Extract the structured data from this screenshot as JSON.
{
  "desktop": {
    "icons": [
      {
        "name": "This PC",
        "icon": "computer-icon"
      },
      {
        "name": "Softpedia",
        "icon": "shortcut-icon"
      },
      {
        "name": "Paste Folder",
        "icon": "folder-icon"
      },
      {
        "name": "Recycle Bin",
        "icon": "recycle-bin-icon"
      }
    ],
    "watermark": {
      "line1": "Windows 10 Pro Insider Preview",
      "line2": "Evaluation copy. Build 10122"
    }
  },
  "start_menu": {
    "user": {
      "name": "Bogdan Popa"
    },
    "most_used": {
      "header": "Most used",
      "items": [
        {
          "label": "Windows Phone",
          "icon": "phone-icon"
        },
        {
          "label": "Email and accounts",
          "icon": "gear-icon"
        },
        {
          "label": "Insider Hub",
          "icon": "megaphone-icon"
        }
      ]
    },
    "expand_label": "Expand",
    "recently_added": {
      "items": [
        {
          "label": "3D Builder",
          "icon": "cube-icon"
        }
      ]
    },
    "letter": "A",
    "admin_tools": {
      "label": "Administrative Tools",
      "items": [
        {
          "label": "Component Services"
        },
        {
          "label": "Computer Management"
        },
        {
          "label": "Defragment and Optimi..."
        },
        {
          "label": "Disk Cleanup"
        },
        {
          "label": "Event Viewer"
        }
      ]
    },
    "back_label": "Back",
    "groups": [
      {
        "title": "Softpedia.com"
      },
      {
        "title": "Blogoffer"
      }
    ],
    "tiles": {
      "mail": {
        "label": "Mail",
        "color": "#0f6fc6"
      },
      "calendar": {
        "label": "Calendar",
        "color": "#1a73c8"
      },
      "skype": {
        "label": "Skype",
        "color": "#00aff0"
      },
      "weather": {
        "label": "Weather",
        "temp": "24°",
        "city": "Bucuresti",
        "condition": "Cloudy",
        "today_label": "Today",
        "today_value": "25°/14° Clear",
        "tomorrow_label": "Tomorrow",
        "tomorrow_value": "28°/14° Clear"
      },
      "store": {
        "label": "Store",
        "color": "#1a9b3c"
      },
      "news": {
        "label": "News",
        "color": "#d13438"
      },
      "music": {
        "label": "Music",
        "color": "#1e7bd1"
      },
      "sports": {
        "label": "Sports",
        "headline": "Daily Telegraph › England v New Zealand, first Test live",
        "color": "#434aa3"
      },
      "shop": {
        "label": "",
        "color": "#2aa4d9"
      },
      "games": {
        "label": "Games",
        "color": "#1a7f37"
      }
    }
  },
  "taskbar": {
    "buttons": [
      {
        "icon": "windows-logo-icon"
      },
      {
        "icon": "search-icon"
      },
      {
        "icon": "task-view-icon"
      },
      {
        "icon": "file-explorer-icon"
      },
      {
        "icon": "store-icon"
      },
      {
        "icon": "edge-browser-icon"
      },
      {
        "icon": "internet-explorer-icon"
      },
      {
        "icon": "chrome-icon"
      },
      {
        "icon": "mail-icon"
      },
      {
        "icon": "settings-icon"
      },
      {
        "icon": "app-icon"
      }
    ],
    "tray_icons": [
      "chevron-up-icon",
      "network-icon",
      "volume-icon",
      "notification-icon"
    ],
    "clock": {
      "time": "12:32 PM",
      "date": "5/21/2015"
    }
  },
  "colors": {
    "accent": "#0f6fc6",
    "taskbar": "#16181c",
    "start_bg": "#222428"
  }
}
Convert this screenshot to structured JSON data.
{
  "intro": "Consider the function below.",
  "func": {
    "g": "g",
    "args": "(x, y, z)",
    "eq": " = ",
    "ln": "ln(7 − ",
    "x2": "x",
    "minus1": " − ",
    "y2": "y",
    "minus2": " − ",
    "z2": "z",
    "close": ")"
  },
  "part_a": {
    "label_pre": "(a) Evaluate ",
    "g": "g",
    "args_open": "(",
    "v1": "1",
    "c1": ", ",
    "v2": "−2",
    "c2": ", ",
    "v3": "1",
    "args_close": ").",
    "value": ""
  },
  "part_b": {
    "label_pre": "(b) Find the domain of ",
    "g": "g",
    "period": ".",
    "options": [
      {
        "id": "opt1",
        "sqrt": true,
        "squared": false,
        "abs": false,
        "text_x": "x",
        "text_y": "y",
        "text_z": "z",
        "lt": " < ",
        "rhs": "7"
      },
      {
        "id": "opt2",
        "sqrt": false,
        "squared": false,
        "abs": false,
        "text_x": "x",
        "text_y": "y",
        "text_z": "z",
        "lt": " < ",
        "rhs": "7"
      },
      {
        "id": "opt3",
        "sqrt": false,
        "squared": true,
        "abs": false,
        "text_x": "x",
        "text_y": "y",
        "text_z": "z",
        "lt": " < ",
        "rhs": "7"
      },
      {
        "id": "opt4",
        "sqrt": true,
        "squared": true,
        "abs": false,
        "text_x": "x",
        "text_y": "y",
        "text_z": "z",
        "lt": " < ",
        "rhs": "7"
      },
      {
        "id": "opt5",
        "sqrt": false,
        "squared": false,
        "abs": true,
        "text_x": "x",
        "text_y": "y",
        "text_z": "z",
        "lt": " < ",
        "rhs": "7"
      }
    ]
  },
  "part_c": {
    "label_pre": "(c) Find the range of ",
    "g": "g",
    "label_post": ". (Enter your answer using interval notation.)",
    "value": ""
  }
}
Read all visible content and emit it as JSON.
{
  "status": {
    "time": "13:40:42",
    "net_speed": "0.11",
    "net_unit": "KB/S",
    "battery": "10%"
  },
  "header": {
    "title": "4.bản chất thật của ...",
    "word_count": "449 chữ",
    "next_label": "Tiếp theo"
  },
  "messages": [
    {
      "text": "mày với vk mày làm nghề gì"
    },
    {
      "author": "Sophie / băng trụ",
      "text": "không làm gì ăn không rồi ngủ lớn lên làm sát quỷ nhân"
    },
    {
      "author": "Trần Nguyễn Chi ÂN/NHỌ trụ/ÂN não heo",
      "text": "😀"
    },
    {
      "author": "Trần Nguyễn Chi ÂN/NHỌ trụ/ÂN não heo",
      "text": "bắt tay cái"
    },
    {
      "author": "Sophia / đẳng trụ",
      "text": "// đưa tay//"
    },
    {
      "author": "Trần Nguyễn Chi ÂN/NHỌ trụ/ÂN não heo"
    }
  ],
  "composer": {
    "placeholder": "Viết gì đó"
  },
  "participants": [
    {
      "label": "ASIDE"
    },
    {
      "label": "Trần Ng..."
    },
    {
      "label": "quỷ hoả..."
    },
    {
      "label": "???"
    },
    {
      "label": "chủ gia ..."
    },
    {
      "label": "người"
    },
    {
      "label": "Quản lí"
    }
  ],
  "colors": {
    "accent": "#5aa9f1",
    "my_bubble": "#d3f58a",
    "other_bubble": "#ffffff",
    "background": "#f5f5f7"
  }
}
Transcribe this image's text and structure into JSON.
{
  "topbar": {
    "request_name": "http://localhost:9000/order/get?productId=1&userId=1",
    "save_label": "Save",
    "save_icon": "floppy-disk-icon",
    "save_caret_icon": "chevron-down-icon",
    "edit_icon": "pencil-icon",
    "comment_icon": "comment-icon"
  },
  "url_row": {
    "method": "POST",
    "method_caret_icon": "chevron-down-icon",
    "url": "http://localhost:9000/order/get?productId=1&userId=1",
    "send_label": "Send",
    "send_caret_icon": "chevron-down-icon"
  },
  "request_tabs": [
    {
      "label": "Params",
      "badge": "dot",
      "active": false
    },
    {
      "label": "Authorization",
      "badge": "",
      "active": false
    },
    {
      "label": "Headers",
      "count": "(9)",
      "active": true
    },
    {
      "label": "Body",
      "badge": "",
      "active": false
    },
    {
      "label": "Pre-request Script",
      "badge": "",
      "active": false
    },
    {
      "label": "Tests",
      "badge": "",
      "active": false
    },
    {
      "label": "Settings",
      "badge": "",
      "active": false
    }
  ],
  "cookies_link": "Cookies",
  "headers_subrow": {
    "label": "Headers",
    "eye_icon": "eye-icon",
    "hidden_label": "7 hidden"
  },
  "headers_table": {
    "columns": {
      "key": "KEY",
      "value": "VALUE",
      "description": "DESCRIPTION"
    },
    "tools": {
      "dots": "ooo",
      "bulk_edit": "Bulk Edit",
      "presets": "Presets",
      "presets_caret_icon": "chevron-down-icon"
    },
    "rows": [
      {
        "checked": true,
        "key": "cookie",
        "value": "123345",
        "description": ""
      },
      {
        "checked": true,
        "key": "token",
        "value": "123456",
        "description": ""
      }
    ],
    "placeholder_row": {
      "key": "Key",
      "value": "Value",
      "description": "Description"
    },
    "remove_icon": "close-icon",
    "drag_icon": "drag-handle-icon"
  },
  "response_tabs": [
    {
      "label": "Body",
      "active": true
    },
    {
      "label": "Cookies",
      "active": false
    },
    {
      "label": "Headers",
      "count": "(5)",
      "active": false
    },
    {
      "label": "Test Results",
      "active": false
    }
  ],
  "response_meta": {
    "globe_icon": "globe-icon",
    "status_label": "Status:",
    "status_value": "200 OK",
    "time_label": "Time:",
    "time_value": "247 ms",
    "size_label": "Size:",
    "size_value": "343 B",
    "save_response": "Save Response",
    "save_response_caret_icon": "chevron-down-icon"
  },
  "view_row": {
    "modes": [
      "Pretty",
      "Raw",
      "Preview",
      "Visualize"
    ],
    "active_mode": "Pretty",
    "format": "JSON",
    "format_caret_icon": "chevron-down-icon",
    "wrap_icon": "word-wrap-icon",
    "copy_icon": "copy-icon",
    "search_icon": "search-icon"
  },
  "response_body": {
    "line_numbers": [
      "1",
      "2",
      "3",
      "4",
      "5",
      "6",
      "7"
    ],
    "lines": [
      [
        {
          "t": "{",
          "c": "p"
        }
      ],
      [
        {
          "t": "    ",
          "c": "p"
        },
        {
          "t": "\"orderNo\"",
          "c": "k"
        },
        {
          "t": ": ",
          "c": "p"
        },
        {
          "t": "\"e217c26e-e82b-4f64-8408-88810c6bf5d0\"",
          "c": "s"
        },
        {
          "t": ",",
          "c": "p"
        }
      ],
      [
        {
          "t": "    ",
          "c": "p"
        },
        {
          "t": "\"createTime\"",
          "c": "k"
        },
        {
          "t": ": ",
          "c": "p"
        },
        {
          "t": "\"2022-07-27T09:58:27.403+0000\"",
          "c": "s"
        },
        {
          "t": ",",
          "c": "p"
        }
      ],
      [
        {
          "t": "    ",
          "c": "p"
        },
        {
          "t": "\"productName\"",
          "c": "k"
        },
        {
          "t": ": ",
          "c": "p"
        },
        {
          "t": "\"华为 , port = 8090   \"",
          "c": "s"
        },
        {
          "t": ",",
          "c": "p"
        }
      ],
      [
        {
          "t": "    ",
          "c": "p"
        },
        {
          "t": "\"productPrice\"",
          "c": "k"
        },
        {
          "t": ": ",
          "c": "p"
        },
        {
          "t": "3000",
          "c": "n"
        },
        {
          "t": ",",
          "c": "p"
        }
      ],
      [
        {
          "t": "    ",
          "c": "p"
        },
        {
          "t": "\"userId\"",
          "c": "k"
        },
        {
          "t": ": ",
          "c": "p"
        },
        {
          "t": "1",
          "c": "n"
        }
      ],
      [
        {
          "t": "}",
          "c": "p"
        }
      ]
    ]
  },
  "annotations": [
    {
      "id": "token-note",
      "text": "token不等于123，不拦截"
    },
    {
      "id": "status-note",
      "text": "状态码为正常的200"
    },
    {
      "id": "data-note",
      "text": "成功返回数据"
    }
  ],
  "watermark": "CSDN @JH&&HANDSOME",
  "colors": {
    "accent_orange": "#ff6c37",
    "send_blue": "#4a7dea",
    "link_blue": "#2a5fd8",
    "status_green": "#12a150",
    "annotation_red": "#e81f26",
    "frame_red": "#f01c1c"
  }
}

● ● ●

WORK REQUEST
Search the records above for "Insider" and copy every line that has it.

SOLUTION TO THIS PROBLEM
      "line1": "Windows 10 Pro Insider Preview",
          "label": "Insider Hub",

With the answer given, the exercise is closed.